Once the initial edge area was carved out I was able to use more force with the chisel. By this time I did not need to use the mawl but cut into the wood by just pressing down with force on the chisel. This seemed to work quicker than using the mawl all the time.
Working my way around the bowl I was able to take out a lot of wood rapidly until I had the basic shape roughed out.
Axing out the basic shape
Once the bowl was created I axed out the basic shape of the noggin. I used the saw to make ‘stop cuts’ first though so that when I was using the axe I did not cut out areas of wood that formed part of the cup.
I did this work on a stump placed on the floor. The work piece was always well in front of me so that the follow through from any slippage (from the axe) went to the side of me.
Here you can see the two stop cuts created by the saw coming in at either side of the work piece. I then used the axe to cut out the areas of wood I did not require.
Carving with the Sloyd knife
After using the axe to blank out the basic shape of the noggin I then switched to using my Mora Sloyd knife. This small knife is ideal for more detailed, controlled carving.
I was able to carve in a very controlled and safe fashion with my thumbs pressing on the back of the blade. Even though the cuts were always small it did not take long for me to fine tune the shape as the blade itself was very sharp and the wood was green.
The crook knife
When I had the outside of the noggin ready for sanding I decided to use the crook knife on the inside of the bowl.
This was to take out as many of the small ridges produced by the chisel as possible and also to try and flatten out the bottom of the bowl some more. The crook knife enabled me to smooth out a lot of the ridges that the Sloyd could not reach.
After finishing with the bowl I left the noggin in a paper bag to dry slowly over a two-week period as it is easier to sand down dry wood.

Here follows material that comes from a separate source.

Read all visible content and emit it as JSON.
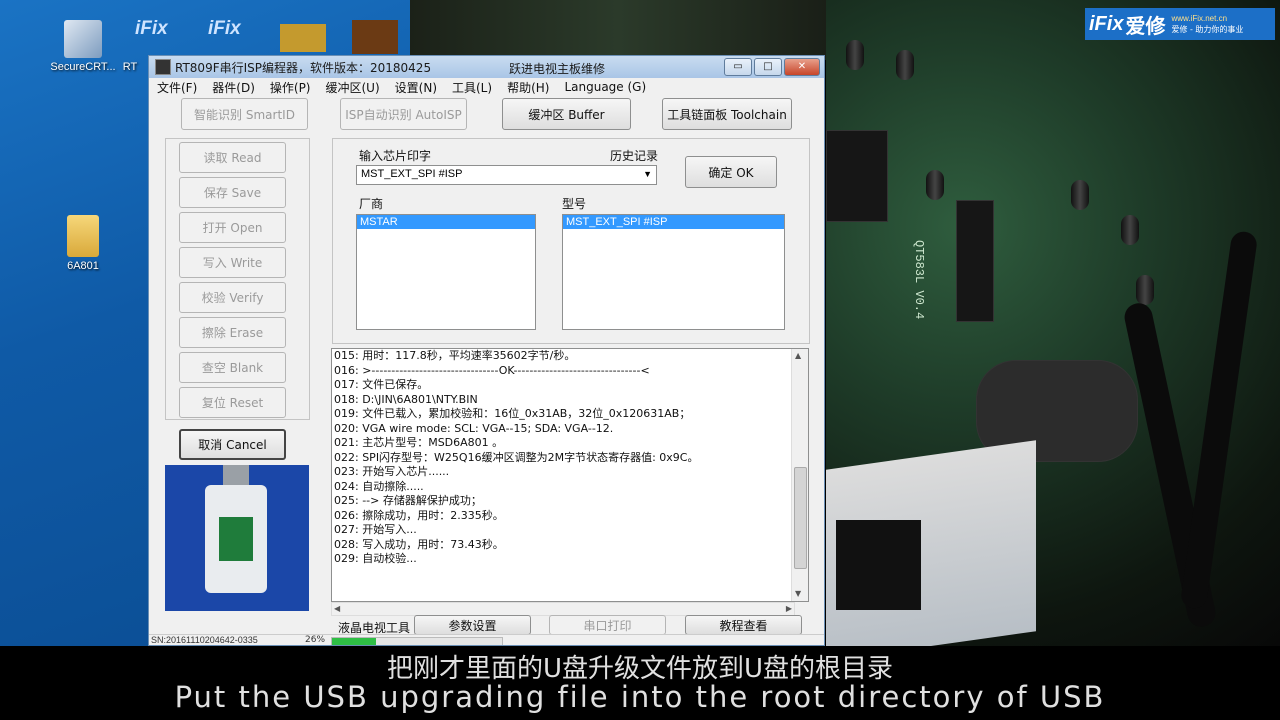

Sanding the Noggin
I used a variety of different sandpapers on the noggin including:
- Top left – 80 grit
- Top right – 150 grit
- Bottom left – 320 grit
- Bottom right – 1200 grit
I started with the coarsest, 80 grit, ensuring I covered the whole noggin and that all the edges were rounded off. The bottom of the noggin did take a considerable period of time to roughly sand (I should probably have done more knife work) but I wanted to create a small flat area so that it would be stable when set down with liquid in it.
I did not sand the whole of the noggin smooth as I wanted to leave some of the tool marks showing but I did give the rim of the cup an extra bit of sanding as I wanted that bit particularly smooth.
I really focused on making the rim smooth as I wanted that smoothness to contrast with the tool marks on the lower area.
Once I had finished with the 80 grit I worked my way up through the other sandpaper slowly smoothing the noggin down until I reached the finest, 1200 grit.
Boning the noggin
After sanding I oiled the noggin lightly (I used vegetable oil as that was all that was available) then used the back of a spoon to really smooth the surface. This is known as boning and as well as smoothing the surface it helps to seal the oil into the wood (a small rounded pebble works just as well).
This whole process took a couple of hours and I added more oil as I went along. I find boning quite therapuetic, and it leaves a beautifully smooth satiny finish.
Lastly I carved a hole in the handle, fixed a leather loop and oiled the noggin once again.
Lovely carvings for lovely ladies (although sadly Alison couldn’t christen hers with a dram of whisky on Christmas Day: she was pregnant with our son Finlay, who was born just a couple of weeks later!).